* **YOUR ASSIGNMENT**: Copy out, from the entries below, each line that holds the string "Accept".

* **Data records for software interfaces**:
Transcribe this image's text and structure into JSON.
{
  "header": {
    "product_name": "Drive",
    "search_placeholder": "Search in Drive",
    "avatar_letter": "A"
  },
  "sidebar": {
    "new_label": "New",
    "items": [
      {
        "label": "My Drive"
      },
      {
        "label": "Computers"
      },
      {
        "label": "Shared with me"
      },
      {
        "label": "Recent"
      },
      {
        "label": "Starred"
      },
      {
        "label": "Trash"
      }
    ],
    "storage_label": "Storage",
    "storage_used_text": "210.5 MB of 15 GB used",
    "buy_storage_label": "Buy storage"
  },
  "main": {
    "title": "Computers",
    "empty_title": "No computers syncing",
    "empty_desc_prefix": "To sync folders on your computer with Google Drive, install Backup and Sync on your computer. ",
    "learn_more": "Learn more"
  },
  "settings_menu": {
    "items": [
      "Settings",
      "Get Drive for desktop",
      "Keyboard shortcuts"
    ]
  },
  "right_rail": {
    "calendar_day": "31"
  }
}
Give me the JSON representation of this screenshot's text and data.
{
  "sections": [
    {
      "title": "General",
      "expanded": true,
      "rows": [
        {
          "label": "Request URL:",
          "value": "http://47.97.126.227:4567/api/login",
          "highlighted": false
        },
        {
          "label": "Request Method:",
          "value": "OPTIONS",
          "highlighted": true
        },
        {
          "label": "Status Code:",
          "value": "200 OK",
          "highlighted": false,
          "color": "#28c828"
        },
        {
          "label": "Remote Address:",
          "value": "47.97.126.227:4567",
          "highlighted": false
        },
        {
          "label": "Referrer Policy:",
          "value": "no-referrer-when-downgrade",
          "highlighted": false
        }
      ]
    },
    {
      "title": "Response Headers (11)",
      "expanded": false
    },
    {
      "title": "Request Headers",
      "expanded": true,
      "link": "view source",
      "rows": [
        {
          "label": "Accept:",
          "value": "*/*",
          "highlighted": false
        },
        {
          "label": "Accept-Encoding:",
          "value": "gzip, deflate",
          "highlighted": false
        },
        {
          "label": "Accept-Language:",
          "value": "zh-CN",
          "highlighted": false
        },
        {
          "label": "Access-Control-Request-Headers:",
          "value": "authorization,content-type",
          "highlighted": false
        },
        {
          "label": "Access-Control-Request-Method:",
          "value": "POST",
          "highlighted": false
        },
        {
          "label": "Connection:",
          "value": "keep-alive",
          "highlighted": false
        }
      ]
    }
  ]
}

* **EXERCISE OUTPUT**:
          "label": "Accept:",
          "label": "Accept-Encoding:",
          "label": "Accept-Language:",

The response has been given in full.